In the data below, how many lines include the string "index"? Give only the number.

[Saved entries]

____________

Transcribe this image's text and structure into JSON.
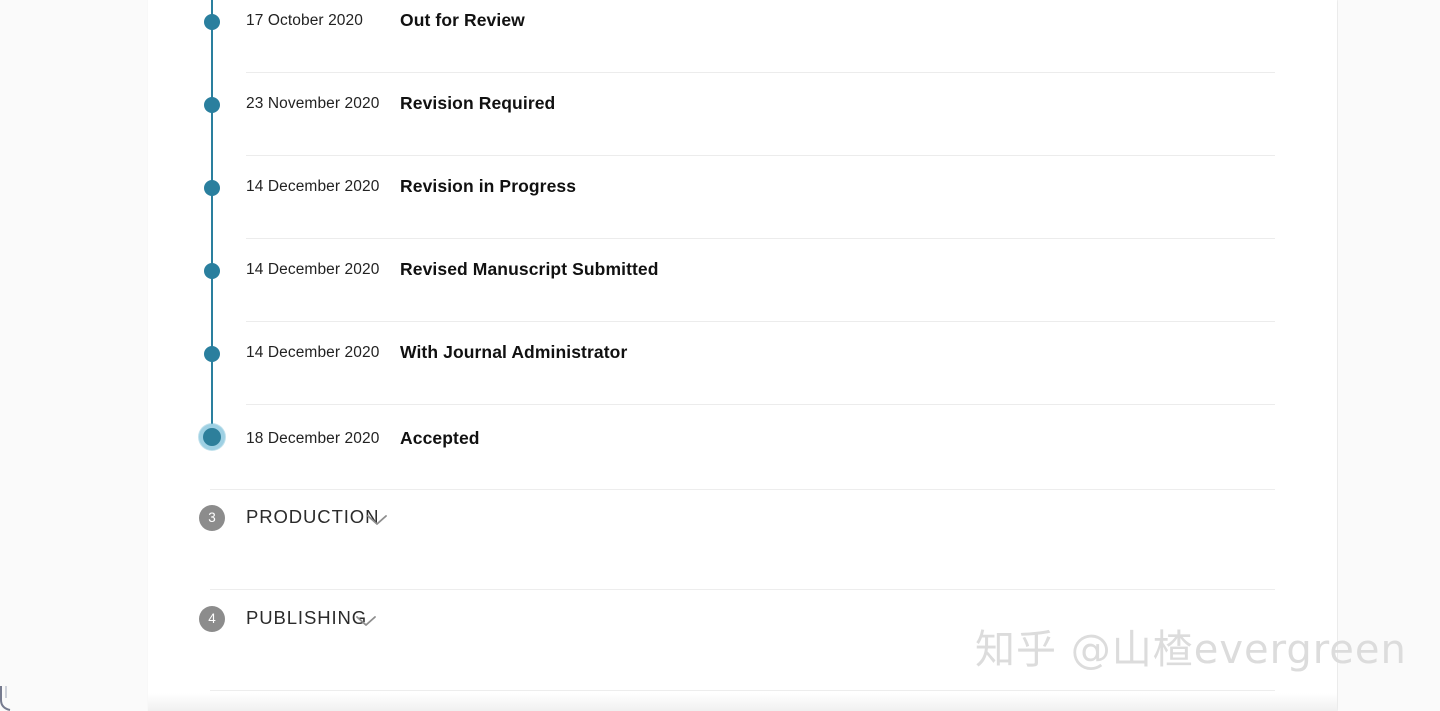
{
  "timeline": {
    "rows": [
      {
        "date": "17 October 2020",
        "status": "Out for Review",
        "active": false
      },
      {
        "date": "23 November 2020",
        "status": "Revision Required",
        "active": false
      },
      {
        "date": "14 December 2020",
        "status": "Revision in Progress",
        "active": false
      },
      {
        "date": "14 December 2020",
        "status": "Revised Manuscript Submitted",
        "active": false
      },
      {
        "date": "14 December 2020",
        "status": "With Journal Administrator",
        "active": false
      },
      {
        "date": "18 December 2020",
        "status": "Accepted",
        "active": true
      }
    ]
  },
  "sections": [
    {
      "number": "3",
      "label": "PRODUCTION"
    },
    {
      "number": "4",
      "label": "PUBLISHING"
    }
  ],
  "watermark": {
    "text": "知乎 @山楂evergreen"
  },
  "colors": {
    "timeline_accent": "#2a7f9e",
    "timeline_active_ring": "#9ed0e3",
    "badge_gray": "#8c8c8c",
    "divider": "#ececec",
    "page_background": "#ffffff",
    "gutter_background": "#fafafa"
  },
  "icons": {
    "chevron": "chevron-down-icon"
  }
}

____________

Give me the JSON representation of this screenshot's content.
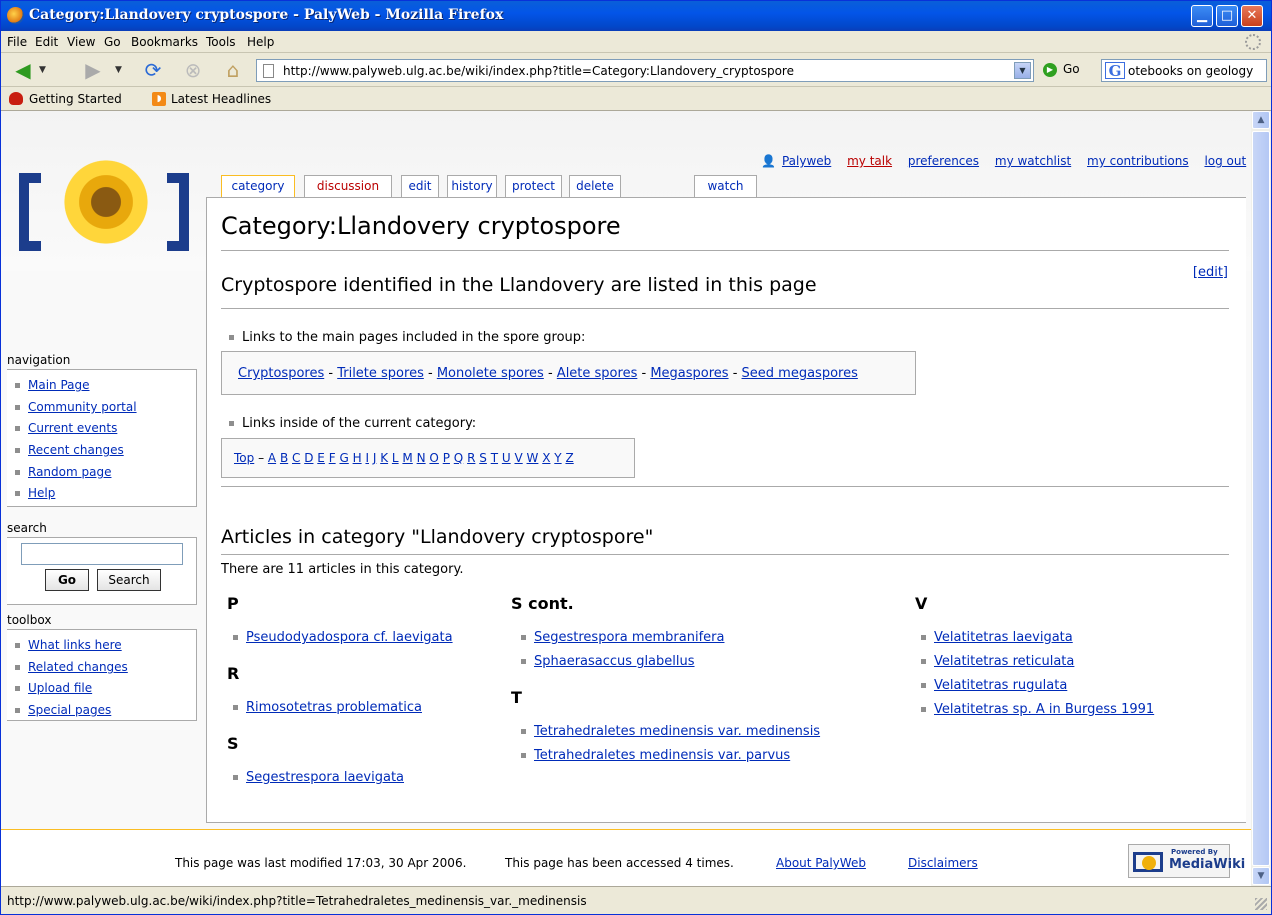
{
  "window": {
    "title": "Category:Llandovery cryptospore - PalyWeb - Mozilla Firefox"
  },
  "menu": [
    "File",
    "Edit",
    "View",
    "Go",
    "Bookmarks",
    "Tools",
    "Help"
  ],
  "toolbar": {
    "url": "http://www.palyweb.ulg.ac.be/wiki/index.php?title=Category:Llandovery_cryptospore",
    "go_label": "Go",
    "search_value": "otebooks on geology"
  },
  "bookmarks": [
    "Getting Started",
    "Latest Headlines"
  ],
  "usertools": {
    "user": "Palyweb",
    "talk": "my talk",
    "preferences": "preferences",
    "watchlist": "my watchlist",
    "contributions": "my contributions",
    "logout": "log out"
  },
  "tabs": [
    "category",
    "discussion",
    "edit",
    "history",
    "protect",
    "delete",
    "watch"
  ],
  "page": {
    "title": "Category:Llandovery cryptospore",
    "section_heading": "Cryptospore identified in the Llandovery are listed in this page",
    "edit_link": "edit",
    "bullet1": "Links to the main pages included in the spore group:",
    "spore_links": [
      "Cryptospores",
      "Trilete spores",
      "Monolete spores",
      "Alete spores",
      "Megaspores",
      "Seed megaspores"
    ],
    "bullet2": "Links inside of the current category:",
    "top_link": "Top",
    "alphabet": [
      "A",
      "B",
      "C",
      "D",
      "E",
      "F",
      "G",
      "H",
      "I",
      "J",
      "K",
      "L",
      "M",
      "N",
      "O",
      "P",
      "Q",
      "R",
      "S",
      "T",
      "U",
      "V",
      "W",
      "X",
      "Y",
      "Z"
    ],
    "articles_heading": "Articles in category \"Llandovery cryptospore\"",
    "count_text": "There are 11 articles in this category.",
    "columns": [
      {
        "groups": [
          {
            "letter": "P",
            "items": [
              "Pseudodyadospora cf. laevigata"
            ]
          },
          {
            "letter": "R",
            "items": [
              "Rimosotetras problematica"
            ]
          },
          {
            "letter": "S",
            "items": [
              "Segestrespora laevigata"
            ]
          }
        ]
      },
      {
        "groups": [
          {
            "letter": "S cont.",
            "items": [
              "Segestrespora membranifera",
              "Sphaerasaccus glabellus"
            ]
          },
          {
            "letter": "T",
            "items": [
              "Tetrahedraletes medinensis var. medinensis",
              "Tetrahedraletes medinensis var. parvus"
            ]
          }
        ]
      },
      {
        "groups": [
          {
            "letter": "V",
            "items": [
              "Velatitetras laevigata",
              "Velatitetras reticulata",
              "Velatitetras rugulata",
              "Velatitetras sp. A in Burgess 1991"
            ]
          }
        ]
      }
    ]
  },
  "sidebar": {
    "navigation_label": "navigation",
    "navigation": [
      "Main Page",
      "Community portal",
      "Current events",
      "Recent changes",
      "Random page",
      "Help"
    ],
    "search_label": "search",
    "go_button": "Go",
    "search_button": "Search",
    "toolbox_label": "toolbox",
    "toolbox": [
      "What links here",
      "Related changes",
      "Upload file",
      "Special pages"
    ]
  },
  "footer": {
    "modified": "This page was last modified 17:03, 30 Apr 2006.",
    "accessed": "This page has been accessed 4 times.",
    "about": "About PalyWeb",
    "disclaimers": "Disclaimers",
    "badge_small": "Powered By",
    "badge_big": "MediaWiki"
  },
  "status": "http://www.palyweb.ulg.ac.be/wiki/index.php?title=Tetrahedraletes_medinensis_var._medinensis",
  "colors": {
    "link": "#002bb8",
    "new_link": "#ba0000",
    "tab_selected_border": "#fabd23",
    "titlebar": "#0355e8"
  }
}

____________

_TASK SOLUTION_: 2